Obsessive-compulsive personality disorder
Obsessive-compulsive personality disorder is a condition characterized by a chronic preoccupation with rules, orderliness, and control.
Causes, incidence, and risk factors
This disorder tends to occur in families and thus may have a genetic component. Obsessive-compulsive personality disorder most often occurs in men. It should not be confused with obsessive-compulsive disorder (OCD), which is another psychiatric condition that shares some symptoms with obsessive-compulsive personality disorder.
People with obsessive-compulsive personality disorder believe that their preoccupations are appropriate. They tend to be high achievers and have a sense of urgency about their actions. They may become extremely upset if others disturb their rigidly ordered routines.
A person with this personality disorder has symptoms of perfectionism that usually begin in early adulthood. This perfectionism may interfere with the person’s ability to complete a given task because the rigid standards cannot be upheld. People with this disorder may emotionally withdraw when they are not able to control a situation.
Signs and tests
Some of the common signs of obsessive-compulsive personality disorder include:
- Preoccupation with details, rules, and lists
- Reluctance to allow others to do things
- Excessive devotion to work
- Restricted expression of affection
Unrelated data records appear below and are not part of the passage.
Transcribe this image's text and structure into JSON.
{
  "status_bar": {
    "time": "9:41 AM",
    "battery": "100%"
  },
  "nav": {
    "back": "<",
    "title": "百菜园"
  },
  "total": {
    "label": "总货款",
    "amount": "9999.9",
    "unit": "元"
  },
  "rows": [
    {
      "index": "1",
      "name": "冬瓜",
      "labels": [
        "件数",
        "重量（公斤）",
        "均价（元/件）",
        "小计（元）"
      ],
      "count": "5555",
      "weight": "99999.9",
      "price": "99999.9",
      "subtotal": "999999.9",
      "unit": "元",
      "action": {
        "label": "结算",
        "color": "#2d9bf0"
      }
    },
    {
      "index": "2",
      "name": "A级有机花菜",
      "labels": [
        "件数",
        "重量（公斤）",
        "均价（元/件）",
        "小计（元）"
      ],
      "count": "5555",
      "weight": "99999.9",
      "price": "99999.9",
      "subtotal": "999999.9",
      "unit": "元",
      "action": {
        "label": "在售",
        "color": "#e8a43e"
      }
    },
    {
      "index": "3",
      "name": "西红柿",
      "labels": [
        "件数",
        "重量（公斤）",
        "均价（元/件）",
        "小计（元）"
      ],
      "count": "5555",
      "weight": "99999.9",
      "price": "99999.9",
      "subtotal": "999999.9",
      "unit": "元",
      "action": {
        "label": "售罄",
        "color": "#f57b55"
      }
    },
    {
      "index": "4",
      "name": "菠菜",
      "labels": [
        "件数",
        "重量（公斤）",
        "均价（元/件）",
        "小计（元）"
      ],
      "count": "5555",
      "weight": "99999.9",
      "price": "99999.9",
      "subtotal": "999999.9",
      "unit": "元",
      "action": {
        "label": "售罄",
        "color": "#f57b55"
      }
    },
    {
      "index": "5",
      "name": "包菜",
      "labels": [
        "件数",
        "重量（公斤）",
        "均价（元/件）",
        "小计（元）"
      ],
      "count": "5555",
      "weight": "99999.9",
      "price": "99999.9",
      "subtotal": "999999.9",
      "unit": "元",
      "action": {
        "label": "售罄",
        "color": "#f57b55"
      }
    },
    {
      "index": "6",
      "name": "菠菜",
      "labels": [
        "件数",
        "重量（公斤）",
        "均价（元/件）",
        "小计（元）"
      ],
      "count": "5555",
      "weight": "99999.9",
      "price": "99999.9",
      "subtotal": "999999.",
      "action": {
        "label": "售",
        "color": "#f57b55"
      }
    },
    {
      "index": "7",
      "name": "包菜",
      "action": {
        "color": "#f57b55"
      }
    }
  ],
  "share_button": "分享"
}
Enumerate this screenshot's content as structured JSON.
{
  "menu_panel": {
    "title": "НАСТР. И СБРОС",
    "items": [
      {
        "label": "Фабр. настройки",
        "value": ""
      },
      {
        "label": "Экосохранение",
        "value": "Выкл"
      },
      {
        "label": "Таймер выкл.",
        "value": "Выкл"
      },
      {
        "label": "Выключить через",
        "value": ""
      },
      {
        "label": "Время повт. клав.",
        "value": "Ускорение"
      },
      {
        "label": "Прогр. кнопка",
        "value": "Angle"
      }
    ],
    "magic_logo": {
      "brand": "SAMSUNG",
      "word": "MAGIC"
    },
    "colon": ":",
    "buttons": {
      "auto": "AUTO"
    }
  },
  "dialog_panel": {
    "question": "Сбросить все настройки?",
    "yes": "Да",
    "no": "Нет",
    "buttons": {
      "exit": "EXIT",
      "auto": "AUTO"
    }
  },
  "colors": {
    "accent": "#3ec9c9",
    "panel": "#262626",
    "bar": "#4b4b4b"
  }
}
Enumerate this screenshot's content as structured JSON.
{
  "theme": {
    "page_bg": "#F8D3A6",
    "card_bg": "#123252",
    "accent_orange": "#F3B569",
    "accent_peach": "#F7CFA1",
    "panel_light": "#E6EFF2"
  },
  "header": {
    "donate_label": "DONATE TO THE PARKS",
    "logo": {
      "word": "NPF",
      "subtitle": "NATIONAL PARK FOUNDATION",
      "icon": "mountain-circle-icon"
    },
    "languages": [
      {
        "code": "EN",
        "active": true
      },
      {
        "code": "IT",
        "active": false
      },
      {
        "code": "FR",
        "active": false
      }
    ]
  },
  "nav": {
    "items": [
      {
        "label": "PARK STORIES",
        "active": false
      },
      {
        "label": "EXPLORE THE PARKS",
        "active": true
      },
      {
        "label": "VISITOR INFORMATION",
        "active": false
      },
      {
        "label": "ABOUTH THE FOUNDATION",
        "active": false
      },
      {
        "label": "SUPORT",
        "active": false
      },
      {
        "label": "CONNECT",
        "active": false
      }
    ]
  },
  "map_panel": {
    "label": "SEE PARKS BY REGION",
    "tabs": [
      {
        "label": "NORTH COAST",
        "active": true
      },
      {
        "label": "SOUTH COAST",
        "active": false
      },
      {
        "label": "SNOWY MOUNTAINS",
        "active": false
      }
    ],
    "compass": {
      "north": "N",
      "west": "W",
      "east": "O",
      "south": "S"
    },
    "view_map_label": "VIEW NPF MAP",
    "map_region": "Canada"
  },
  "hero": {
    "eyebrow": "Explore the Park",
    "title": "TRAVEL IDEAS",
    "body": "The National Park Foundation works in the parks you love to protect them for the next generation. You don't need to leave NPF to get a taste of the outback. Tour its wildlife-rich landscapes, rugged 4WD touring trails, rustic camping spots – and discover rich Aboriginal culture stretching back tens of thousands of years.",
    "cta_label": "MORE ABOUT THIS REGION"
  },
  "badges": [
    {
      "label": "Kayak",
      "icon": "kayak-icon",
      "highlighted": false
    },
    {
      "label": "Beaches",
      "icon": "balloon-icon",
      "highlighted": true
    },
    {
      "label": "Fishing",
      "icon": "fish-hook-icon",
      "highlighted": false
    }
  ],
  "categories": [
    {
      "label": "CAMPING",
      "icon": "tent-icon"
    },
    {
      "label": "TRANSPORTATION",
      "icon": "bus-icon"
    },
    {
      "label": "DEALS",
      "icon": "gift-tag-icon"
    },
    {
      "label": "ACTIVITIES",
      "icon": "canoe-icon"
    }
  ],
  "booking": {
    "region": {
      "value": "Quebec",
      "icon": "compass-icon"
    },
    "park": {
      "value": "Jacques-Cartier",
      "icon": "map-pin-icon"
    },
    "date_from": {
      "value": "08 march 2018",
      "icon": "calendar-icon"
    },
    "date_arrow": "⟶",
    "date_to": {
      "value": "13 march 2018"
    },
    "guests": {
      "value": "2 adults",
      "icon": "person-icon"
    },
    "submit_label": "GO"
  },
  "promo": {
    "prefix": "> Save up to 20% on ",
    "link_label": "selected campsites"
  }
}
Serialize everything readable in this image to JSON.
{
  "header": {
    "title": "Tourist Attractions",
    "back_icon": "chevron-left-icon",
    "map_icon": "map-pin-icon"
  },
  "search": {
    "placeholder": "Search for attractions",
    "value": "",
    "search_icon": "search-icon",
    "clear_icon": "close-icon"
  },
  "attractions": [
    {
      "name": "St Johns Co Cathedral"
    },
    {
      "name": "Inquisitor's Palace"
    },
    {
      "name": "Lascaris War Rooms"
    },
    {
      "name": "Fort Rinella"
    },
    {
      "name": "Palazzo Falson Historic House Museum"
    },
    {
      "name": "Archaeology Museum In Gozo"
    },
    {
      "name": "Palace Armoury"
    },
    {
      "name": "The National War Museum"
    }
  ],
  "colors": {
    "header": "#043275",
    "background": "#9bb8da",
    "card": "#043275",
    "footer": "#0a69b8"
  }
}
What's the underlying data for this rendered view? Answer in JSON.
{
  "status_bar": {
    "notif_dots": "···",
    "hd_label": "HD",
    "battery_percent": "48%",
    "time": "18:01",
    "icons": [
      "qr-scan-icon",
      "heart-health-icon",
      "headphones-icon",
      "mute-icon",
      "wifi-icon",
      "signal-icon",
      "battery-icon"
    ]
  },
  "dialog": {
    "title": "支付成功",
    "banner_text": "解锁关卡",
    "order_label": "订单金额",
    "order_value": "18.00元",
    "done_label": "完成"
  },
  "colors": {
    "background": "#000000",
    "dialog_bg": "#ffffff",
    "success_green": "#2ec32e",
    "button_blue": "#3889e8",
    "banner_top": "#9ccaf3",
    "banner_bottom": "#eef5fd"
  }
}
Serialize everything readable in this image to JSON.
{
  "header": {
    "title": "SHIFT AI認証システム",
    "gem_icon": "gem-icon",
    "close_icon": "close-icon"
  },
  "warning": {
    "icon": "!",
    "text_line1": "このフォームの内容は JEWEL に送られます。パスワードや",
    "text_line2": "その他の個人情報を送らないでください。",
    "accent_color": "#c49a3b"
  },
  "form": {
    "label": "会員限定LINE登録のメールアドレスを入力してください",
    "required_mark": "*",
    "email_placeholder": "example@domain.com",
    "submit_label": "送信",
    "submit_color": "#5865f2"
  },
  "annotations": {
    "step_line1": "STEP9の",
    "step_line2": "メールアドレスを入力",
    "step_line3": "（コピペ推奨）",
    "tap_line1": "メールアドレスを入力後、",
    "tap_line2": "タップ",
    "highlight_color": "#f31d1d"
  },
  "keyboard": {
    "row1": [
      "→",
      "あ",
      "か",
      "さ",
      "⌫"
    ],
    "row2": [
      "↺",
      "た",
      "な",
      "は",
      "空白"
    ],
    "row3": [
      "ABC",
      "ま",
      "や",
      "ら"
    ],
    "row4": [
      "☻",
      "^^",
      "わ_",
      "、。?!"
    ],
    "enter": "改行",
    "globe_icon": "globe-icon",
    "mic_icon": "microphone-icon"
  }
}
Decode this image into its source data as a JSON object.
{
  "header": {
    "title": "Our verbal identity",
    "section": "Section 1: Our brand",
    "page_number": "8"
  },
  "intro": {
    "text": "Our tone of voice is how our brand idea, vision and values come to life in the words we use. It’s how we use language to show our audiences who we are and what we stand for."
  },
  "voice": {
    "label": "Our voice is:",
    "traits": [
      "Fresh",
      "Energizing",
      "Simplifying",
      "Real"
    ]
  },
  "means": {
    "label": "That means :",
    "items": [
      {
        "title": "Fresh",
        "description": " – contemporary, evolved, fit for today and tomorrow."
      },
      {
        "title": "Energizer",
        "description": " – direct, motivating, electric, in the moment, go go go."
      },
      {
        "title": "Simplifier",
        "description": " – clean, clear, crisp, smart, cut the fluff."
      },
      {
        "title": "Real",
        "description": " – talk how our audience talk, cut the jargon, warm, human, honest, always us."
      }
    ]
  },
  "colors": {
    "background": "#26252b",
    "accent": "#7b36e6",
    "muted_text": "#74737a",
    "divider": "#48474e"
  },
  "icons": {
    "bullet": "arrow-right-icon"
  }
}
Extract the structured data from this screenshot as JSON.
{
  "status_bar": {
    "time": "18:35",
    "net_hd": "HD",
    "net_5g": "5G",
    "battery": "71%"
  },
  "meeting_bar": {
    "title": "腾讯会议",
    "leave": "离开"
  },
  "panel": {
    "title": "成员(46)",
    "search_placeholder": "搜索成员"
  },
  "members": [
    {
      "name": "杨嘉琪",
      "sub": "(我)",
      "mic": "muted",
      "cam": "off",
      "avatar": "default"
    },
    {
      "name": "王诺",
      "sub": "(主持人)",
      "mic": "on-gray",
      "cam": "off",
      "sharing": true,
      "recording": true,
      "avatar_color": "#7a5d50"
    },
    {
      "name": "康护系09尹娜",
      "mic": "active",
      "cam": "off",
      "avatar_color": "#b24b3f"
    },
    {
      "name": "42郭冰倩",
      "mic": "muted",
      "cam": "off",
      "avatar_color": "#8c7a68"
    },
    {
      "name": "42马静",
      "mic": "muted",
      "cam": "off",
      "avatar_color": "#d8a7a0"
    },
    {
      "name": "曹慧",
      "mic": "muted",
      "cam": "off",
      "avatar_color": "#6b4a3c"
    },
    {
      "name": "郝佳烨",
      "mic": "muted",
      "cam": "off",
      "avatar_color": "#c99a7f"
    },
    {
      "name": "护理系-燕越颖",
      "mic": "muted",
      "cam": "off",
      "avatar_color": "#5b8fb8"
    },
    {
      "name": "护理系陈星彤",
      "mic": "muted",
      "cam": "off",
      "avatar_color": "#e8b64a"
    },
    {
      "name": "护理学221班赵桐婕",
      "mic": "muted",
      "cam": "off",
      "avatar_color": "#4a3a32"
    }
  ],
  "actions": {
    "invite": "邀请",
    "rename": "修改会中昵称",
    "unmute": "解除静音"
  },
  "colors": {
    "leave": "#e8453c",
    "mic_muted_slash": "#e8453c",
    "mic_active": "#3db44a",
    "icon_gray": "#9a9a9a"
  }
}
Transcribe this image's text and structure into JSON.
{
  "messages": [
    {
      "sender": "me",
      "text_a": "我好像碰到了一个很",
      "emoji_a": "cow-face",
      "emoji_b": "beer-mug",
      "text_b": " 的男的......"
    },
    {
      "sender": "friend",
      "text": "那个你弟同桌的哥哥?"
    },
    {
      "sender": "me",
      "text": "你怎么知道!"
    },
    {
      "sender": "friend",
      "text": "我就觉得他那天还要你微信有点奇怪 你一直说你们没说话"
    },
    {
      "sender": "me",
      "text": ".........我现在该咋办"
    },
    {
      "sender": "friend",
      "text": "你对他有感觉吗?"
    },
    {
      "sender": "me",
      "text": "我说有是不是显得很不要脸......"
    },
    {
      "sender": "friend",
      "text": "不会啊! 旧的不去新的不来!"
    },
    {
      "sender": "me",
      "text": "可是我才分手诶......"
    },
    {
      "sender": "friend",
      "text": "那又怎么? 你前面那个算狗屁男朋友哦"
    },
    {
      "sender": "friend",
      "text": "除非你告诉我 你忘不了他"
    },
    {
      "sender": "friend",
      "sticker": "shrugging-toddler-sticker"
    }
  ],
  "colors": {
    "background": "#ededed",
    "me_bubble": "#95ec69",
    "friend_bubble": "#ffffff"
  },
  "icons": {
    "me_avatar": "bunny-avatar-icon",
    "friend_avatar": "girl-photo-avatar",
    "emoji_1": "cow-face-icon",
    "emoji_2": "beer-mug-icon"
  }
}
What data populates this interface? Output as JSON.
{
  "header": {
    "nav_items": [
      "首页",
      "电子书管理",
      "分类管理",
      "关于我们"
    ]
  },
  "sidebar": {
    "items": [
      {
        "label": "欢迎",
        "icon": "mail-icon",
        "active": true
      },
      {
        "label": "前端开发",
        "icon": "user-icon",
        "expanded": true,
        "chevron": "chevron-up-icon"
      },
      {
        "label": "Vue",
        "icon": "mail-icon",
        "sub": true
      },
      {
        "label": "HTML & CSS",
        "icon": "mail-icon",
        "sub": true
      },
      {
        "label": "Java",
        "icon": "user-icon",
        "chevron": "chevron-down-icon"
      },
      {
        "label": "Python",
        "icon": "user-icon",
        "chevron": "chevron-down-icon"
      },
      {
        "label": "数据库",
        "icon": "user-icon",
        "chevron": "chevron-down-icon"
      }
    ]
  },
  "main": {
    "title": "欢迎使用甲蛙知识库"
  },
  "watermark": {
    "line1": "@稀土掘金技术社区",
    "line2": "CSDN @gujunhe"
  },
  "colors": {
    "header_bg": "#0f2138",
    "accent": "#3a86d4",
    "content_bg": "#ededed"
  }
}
- Lack of generosity
- Inability to throw things away, even if there is no value in the object
Medications such as Selective Serotonin Reuptake Inhibitors (e.g., Prozac) may help reduce obsessions and compulsions. Cognitive/behavioral therapy may also help, and medications in combination with talk therapy may be more effective than either treatment alone.
The outlook for people with obsessive-compulsive personality disorder tends to be better than that of other personality disorders. The self-imposed rigidness and control of people with obsessive-compulsive personality disorder may prevent many of the complications - such as drug abuse - that are common to the other personality disorders.
However, the social isolation common with this illness may eventually lead to feelings of Depression later in life.
- Relationship difficulties
Calling your health care provider
Call for an appointment with your health care provider if an attitude of perfectionism is interfering with employment or relationships.
by Janet G. Derge, M.D.
All ArmMed Media material is provided for information only and is neither advice nor a substitute for proper medical care. Consult a qualified healthcare professional who understands your particular history for individual concerns.